(Stored records)
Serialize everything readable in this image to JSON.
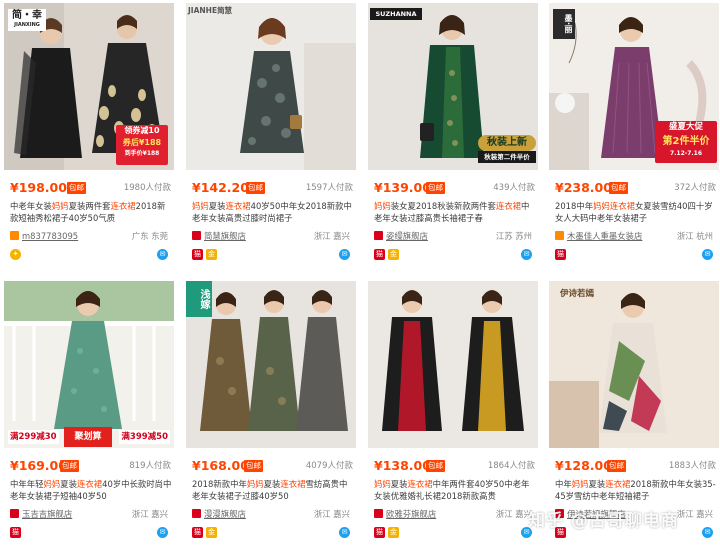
{
  "colors": {
    "accent": "#ff4400",
    "wangwang": "#1ea0f0"
  },
  "products": [
    {
      "price": "¥198.00",
      "badge": "包邮",
      "sales": "1980人付款",
      "title_parts": [
        "中老年女装",
        "妈妈",
        "夏装两件套",
        "连衣裙",
        "2018新款短袖秀松裙子40岁50气质"
      ],
      "shop": "m837783095",
      "location": "广东 东莞",
      "brand_text": "简・幸",
      "brand_sub": "JIANXING",
      "promo_line1": "领券减10",
      "promo_line2": "券后¥188",
      "promo_line3": "到手价¥188"
    },
    {
      "price": "¥142.20",
      "badge": "包邮",
      "sales": "1597人付款",
      "title_parts": [
        "妈妈",
        "夏装",
        "连衣裙",
        "40岁50中年女2018新款中老年女装高贵过膝时尚裙子"
      ],
      "shop": "简慧旗舰店",
      "location": "浙江 嘉兴",
      "brand_text": "JIANHE简慧"
    },
    {
      "price": "¥139.00",
      "badge": "包邮",
      "sales": "439人付款",
      "title_parts": [
        "妈妈",
        "装女夏2018秋装新款两件套",
        "连衣裙",
        "中老年女装过膝高贵长袖裙子春"
      ],
      "shop": "姿缦旗舰店",
      "location": "江苏 苏州",
      "brand_text": "SUZHANNA",
      "promo_line1": "秋装上新",
      "promo_line2": "秋装第二件半价"
    },
    {
      "price": "¥238.00",
      "badge": "包邮",
      "sales": "372人付款",
      "title_parts": [
        "2018中年",
        "妈妈",
        "连衣裙",
        "女夏装雪纺40四十岁女人大码中老年女装裙子"
      ],
      "shop": "木墨佳人重墨女装店",
      "location": "浙江 杭州",
      "brand_text": "墨·丽",
      "promo_line1": "盛夏大促",
      "promo_line2": "第2件半价",
      "promo_line3": "7.12-7.16"
    },
    {
      "price": "¥169.00",
      "badge": "包邮",
      "sales": "819人付款",
      "title_parts": [
        "中年年轻",
        "妈妈",
        "夏装",
        "连衣裙",
        "40岁中长款时尚中老年女装裙子短袖40岁50"
      ],
      "shop": "玉吉吉旗舰店",
      "location": "浙江 嘉兴",
      "promo_line1": "满299减30",
      "promo_line2": "聚划算",
      "promo_line3": "满399减50"
    },
    {
      "price": "¥168.00",
      "badge": "包邮",
      "sales": "4079人付款",
      "title_parts": [
        "2018新款中年",
        "妈妈",
        "夏装",
        "连衣裙",
        "雪纺高贵中老年女装裙子过膝40岁50"
      ],
      "shop": "漫漫旗舰店",
      "location": "浙江 嘉兴",
      "brand_text": "浅嫁"
    },
    {
      "price": "¥138.00",
      "badge": "包邮",
      "sales": "1864人付款",
      "title_parts": [
        "妈妈",
        "夏装",
        "连衣裙",
        "中年两件套40岁50中老年女装优雅婚礼长裙2018新款高贵"
      ],
      "shop": "欧雅芬旗舰店",
      "location": "浙江 嘉兴"
    },
    {
      "price": "¥128.00",
      "badge": "包邮",
      "sales": "1883人付款",
      "title_parts": [
        "中年",
        "妈妈",
        "夏装",
        "连衣裙",
        "2018新款中年女装35-45岁雪纺中老年短袖裙子"
      ],
      "shop": "伊诗若嫣旗舰店",
      "location": "浙江 嘉兴",
      "brand_text": "伊诗若嫣"
    }
  ],
  "watermark": "知乎 @古哥聊电商"
}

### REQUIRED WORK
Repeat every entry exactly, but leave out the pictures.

### OUTPUT OF THE EXERCISE
Serialize everything readable in this image to JSON.
{
  "colors": {
    "accent": "#ff4400",
    "wangwang": "#1ea0f0"
  },
  "products": [
    {
      "price": "¥198.00",
      "badge": "包邮",
      "sales": "1980人付款",
      "title_parts": [
        "中老年女装",
        "妈妈",
        "夏装两件套",
        "连衣裙",
        "2018新款短袖秀松裙子40岁50气质"
      ],
      "shop": "m837783095",
      "location": "广东 东莞",
      "brand_text": "简・幸",
      "brand_sub": "JIANXING",
      "promo_line1": "领券减10",
      "promo_line2": "券后¥188",
      "promo_line3": "到手价¥188"
    },
    {
      "price": "¥142.20",
      "badge": "包邮",
      "sales": "1597人付款",
      "title_parts": [
        "妈妈",
        "夏装",
        "连衣裙",
        "40岁50中年女2018新款中老年女装高贵过膝时尚裙子"
      ],
      "shop": "简慧旗舰店",
      "location": "浙江 嘉兴",
      "brand_text": "JIANHE简慧"
    },
    {
      "price": "¥139.00",
      "badge": "包邮",
      "sales": "439人付款",
      "title_parts": [
        "妈妈",
        "装女夏2018秋装新款两件套",
        "连衣裙",
        "中老年女装过膝高贵长袖裙子春"
      ],
      "shop": "姿缦旗舰店",
      "location": "江苏 苏州",
      "brand_text": "SUZHANNA",
      "promo_line1": "秋装上新",
      "promo_line2": "秋装第二件半价"
    },
    {
      "price": "¥238.00",
      "badge": "包邮",
      "sales": "372人付款",
      "title_parts": [
        "2018中年",
        "妈妈",
        "连衣裙",
        "女夏装雪纺40四十岁女人大码中老年女装裙子"
      ],
      "shop": "木墨佳人重墨女装店",
      "location": "浙江 杭州",
      "brand_text": "墨·丽",
      "promo_line1": "盛夏大促",
      "promo_line2": "第2件半价",
      "promo_line3": "7.12-7.16"
    },
    {
      "price": "¥169.00",
      "badge": "包邮",
      "sales": "819人付款",
      "title_parts": [
        "中年年轻",
        "妈妈",
        "夏装",
        "连衣裙",
        "40岁中长款时尚中老年女装裙子短袖40岁50"
      ],
      "shop": "玉吉吉旗舰店",
      "location": "浙江 嘉兴",
      "promo_line1": "满299减30",
      "promo_line2": "聚划算",
      "promo_line3": "满399减50"
    },
    {
      "price": "¥168.00",
      "badge": "包邮",
      "sales": "4079人付款",
      "title_parts": [
        "2018新款中年",
        "妈妈",
        "夏装",
        "连衣裙",
        "雪纺高贵中老年女装裙子过膝40岁50"
      ],
      "shop": "漫漫旗舰店",
      "location": "浙江 嘉兴",
      "brand_text": "浅嫁"
    },
    {
      "price": "¥138.00",
      "badge": "包邮",
      "sales": "1864人付款",
      "title_parts": [
        "妈妈",
        "夏装",
        "连衣裙",
        "中年两件套40岁50中老年女装优雅婚礼长裙2018新款高贵"
      ],
      "shop": "欧雅芬旗舰店",
      "location": "浙江 嘉兴"
    },
    {
      "price": "¥128.00",
      "badge": "包邮",
      "sales": "1883人付款",
      "title_parts": [
        "中年",
        "妈妈",
        "夏装",
        "连衣裙",
        "2018新款中年女装35-45岁雪纺中老年短袖裙子"
      ],
      "shop": "伊诗若嫣旗舰店",
      "location": "浙江 嘉兴",
      "brand_text": "伊诗若嫣"
    }
  ],
  "watermark": "知乎 @古哥聊电商"
}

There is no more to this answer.